Ronald Grigor Suny
Ronald Grigor Suny is the William H. Sewell Jr. Distinguished University Professor of History at the University of Michigan, Emeritus Professor of Political Science and History at the University of Chicago, and Senior Researcher at the National Research University – Higher School of Economics in Saint Petersburg, Russia. The grandson of the composer and ethnomusicologist Grikor Mirzaian Suni and a graduate of Swarthmore College and Columbia University, he taught at Oberlin College (1968-1981), as visiting professor of history at the University of California, Irvine (1987), and Stanford University (1995-1996). He was the first holder of the Alex Manoogian Chair in Modern Armenian History at the University of Michigan (1981-1995), where he founded and directed the Armenian Studies Program. He was Charles Tilly Collegiate Professor of Social and Political History at the University of Michigan from 2005 to 2015 and director of the Eisenberg Institute of Historical Studies from 2009 to 2012. He is the author of The Making of the Georgian Nation (Indiana University Press, 1988, 1994); The Soviet Experiment: Russia, the USSR, and the Successor States (Oxford University Press, 1998, 2011)” A History of the Armenian Genocide (Princeton University Press, 2015) and several other works. He is also the editor of Transcaucasia, Nationalism and Social Change: Essays in the History of Armenia, Azerbaijan, and Georgia (Michigan Slavic Publications, 1983; University of Michigan Press, 1996) A Question of Genocide: Armenians and Turks at the End of the Ottoman Empire (New York: Oxford University Press, 2011). He is currently working on a co-authored history of Russia entitled Russia’s Empires; a two-volume biography of Stalin; and a series of historiographical essays on Soviet history. Professor Suny has served as chairman of the Society for Armenian Studies, and on the editorial boards of Slavic Review, International Labor and Working-Class History, International Journal of Middle East Studies, The Armenian Review, Journal of the Society for Armenian Studies, Armenian Forum, and Ab Imperio. He was elected President of the American Association for the Advancement of Slavic Studies for the year 2006. He has appeared numerous times on the McNeil-Lehrer News Hour, CBS Evening News, CNN, Voice of America, and National Public Radio, and has written for the New York Times, The Washington Post, The Los Angeles Times, The Nation, New Left Review, Dissent, and other newspapers and journals. He has twice been a fellow at the Center for Advanced Study in the Behavioral Sciences at Stanford (2001-2002, 2005-2006) and has received both the National Endowment for the Humanities Grant and the John Simon Guggenheim Memorial Fellowship. In 2005 the Middle East Studies Association awarded Professor Suny and his co-organizer, Professor Fatma Muge Goçek of the University of Michigan, its academic freedom prize for their work in bringing Armenian and Turkish scholars together to further study of the Armenian Genocide. In 2013 Professor Suny was awarded the ASEEES 2013 Distinguished Contributions to Slavic, East European, and Eurasian Studies Award and in 2014 the Berlin Prize, Anna-Marie Kellen Fellow at the American Academy in Berlin. Professor Suny’s intellectual interests have centered on the non-Russian nationalities of the Russian Empire and the Soviet Union, particularly those of the South Caucasus (Armenia, Azerbaijan, and Georgia). The “national question” was an area of study that was woefully neglected for many decades until peoples of the periphery mobilized themselves in the Gorbachev years. His aim has been to consider the history of imperial Russia and the USSR without leaving out the non-Russian half of the population, to see how multi-nationality, processes of imperialism and nation-making shaped the state and society of that vast country. This in turn has led to work on the nature of empires and nations, studies in the historiography and methodology of studying social and cultural history, and a commitment to bridging the often-unbridgeable gap between the traditional concerns of historians and the methods and models of other social scientists. Ron Suny was married to pianist Armena Marderosian (1949-2012), had a son Grikor Martiros Suni (1978-1980), and has two daughters, Dr. Sevan Siranoush Suni and Anoush Tamar Suni.

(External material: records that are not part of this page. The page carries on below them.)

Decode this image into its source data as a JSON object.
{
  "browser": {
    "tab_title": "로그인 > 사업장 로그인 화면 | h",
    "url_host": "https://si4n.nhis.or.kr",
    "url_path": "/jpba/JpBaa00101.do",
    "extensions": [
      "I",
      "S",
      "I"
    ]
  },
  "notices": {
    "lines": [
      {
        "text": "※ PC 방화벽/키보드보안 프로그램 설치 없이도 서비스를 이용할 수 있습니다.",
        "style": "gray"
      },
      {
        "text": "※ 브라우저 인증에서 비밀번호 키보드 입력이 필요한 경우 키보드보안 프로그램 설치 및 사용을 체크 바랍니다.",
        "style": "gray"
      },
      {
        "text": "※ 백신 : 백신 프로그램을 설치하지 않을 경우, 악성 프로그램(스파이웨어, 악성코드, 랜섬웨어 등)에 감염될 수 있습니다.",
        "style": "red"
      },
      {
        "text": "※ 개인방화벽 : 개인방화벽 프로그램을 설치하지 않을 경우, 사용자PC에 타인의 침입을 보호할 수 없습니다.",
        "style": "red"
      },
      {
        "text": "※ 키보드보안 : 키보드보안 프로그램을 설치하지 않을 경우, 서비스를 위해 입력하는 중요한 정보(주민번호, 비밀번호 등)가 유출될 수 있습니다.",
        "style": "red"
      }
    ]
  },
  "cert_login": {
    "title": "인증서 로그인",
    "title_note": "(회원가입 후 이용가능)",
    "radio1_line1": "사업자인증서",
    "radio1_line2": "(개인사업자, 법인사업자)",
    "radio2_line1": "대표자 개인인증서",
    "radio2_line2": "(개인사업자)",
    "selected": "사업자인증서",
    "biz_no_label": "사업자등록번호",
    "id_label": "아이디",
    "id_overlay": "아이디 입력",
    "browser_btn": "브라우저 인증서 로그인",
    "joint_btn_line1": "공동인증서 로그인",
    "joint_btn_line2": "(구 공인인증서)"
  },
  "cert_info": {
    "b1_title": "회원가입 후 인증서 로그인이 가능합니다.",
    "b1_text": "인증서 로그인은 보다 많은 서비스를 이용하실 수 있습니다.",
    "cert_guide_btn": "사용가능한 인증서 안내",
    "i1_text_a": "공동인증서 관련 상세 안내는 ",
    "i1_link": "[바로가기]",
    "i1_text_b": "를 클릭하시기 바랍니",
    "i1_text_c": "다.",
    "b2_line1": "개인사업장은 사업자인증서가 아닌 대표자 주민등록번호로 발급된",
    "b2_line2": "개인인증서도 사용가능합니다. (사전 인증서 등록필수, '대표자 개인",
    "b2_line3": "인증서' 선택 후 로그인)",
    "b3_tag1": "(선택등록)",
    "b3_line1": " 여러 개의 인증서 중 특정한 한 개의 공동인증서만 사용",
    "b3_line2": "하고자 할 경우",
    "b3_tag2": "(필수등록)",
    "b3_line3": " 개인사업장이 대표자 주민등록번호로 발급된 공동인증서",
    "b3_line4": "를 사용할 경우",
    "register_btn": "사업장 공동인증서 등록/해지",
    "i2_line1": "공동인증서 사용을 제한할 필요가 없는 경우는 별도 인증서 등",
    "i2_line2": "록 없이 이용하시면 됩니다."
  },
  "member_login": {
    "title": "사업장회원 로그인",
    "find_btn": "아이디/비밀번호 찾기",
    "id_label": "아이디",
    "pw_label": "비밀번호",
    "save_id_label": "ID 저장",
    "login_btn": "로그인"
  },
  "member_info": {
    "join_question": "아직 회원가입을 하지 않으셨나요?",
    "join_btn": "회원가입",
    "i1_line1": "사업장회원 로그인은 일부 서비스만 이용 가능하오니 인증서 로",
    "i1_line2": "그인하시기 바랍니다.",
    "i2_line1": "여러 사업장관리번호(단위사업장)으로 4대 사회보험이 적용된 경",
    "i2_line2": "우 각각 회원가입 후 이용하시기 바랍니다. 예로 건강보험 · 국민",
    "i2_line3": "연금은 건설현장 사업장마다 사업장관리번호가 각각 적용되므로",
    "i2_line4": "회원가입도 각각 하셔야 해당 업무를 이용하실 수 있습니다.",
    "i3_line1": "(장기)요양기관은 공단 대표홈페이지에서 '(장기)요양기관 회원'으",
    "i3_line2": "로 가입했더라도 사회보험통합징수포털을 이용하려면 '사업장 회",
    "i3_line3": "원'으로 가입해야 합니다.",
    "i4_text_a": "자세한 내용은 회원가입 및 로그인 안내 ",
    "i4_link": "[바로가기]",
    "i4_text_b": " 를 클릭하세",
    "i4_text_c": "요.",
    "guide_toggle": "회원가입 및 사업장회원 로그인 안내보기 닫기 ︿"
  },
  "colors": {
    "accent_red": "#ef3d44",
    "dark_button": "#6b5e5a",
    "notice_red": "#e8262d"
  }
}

Ken Yamashita
Since his retirement from the federal government in December 2016, Dr. Yamashita has been serving as an Executive Mentor and Coach for the U.S Agency for International Development (USAID). In this capacity he has travelled to various USAID Missions in Latin America, providing support to senior managers and the staff on matters ranging from leadership skills, strategic direction, and engagement with other U.S. government agencies, such as the State Department. During his over 25 year career, Yamashita served as a USAID Foreign Service Officer, attaining the rank of Career Minister, the highest rank in the Senior Foreign Service at USAID. Immediately prior to his retirement, Yamashita served as a White House Senior Executive Service Appointee as the Associate Director for Global Operations at Peace Corps. In this role, Yamashita was responsible for all operational aspects of Peace Corps programs and offices in over 60 countries supporting over 7,000 volunteers. Prior to this appointment, Yamashita was the U.S. State Department Coordinator for Economic Assistance, Rule of Law and Law Enforcement at Embassy/Kabul. In this Ambassador-rank position, Yamashita directed policy and operational coordination across 13 US Departments, Agencies, and Offices operating in Afghanistan on matters related to economic and development assistance, law enforcement, and rule of law. He was the principal point of contact for NATO and US military assistance in Afghanistan. Yamashita is one of the few three-time Mission Directors at USAID, having served in Kosovo, Colombia, and Afghanistan. In Afghanistan, he was the first Mission Director to serve two consecutive years after USAID re-started its operations in 2002. In this role he oversaw the surge in development personnel from 250 to 500 and an annual program budget of over $2.0 billion. He was instrumental in starting the first ever Women’s Empowerment program in Afghanistan and the largest of its kind in USAID worldwide. In Colombia Yamashita was instrumental in starting the first-ever dedicated program for Afro-Colombians and Indigenous Colombians. In South Africa as Director of the Health Office, Yamashita and his team started the USAID’s first HIV/AIDS program for the country. This program and the Regional Corridors program that Yamashita directed were key inputs into the design and creation of the PEPFAR program. Yamashita brings over 35 years of development experience in policy and field operations across all major regions of the world. In addition to his leadership in policy and program matters, he has been instrumental in inspiring and empowering staff by serving as mentor and coach. He has been recognized for his service and accomplishments, including a Presidential Rank Meritorious Award in 2008.